Keeping Up With Medical Breakthroughs At Sickle Cell Camp
Hundreds of children flock to Stokesdale, North Carolina every summer to attend “Camp Carefree.” It’s for young people – age 6 to 16 – living with a chronic illness. There is fun, but also major health updates during the week children with sickle cell disease are at Camp Carefree.
Once you make your way to Carefree Lane, you begin to see the wide open space, some animals, a swimming pool and cabins. It’s the perfect playground for any child and for a sick child learning to be independent.
“Alright, so tell me your name," said Arkia Armstrong, a nurse from Novant Health. "Nice to meet you Hunter! Are you excited about camp? Cool!"
Hunter Hall is a soft-spoken 11-year-old. That could be because he’s going through the worst part of camp – the health check-in, with nurses like Armstrong.
"Do you have to get any blood transfusions or anything?" asked Armstrong.
When questions have to be answered about blood transfusions, hospitalizations, medications, mom steps in. Mary Hall of Charlotte says her son Hunter has been very healthy despite his sickle cell.
“He’s a football player, does any and everything that a healthy child would do," said Mary Hall. "You would never know he has this chronic illness.”
This chronic illness, known as sickle cell, is an inherited disease. Mary Hall and her husband Clifton Hall have sickle cell trait, along with as many as two million other people across the country. But in the United States, about 100,000 people are believed to be living with the disease, and most are African Americans, like Hunter. He likes camp for the fun and the education.
"How they talk to you about how you have sickle cell and they teach you more about your sickle cell and how it works," said Hunter Hall.
The disorder causes red blood cells to be abnormally shaped like a “sickle.” That makes it hard for the cells to move oxygen throughout the body, causing much pain and even damage to organs.
One reason Hunter and about half of the 51 other kids are feeling well enough to attend camp is likely because they take a daily dose of the drug Hydroxyurea.
Monica Summers has two children with sickle cell and both are on Hydroxyurea.
“They are doing great," said Summers. "They both, they are on Hydroxyurea.
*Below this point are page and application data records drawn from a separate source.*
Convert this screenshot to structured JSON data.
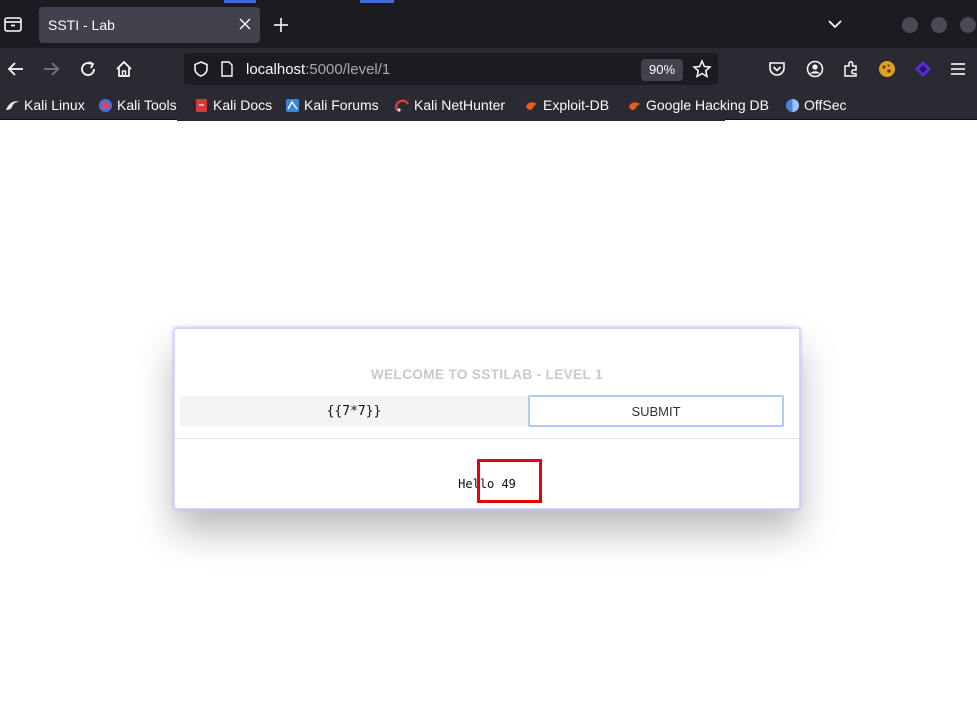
{
  "browser": {
    "tab_title": "SSTI - Lab",
    "url_host": "localhost",
    "url_rest": ":5000/level/1",
    "zoom": "90%"
  },
  "bookmarks": [
    {
      "label": "Kali Linux",
      "icon": "kali-dragon-icon",
      "color": "#e6e6e6"
    },
    {
      "label": "Kali Tools",
      "icon": "kali-tools-icon",
      "color": "#d9475b"
    },
    {
      "label": "Kali Docs",
      "icon": "kali-docs-icon",
      "color": "#d63a3a"
    },
    {
      "label": "Kali Forums",
      "icon": "kali-forums-icon",
      "color": "#3a86d6"
    },
    {
      "label": "Kali NetHunter",
      "icon": "nethunter-icon",
      "color": "#e03c3c"
    },
    {
      "label": "Exploit-DB",
      "icon": "exploit-db-icon",
      "color": "#e85d1c"
    },
    {
      "label": "Google Hacking DB",
      "icon": "ghdb-icon",
      "color": "#e85d1c"
    },
    {
      "label": "OffSec",
      "icon": "offsec-icon",
      "color": "#4d7fe0"
    }
  ],
  "page": {
    "title": "WELCOME TO SSTILAB - LEVEL 1",
    "input_value": "{{7*7}}",
    "submit_label": "SUBMIT",
    "result_text": "Hello 49"
  },
  "colors": {
    "highlight": "#e8000b",
    "card_glow": "#c8c3ff",
    "button_border": "#aecbf3"
  }
}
They don’t have many sickle cell pain episodes and they actually have not been in the hospital in four years.”
Summers is the Program Director at Piedmont Health Services and Sickle Cell Agency in Greensboro. She is also the sickle cell camp director. Just weeks before the start of camp, the Food and Drug Administration approved a new Sickle Cell drug called Endari.
“That’s a really good step that they actually got past the trial step and has now been approved," said Summers.
Summers knows a lot about clinical trials. Her 14-year-old son CJ was a part of the Hydroxyurea trial for several years. But she understands why so many African Americans shun trials. Their mistrust of doctors and researchers runs deep, many still recalling the Tuskegee syphilis experiments going back to the 1930s.
It was hard to keep up with 12-year-old Alaina Martin at camp. She’s forged many lasting relationships over the years.
“Most of them I forgot their names, Mikala, Senonie, this girl I couldn’t pronounce her name so I call her A-A," joked Alaina Martin.
Alaina’s parents, James and Sheila Martin of High Point, say their daughter is managing her sickle cell well without taking any daily meds, not even Hydroxyurea. And they’re not sure they will try Endari either or allow their daughter to be a part of a clinical trial.
“No! That was our whole point at the beginning, to help her immune system develop on its own," said James Martin.
The American Society of Hematology says even though sickle cell patients are living longer, there are still major concerns about their quality of care and treatment options. The new sickle cell drug Endari is the first drug approved for sickle cell patients in almost 20 years.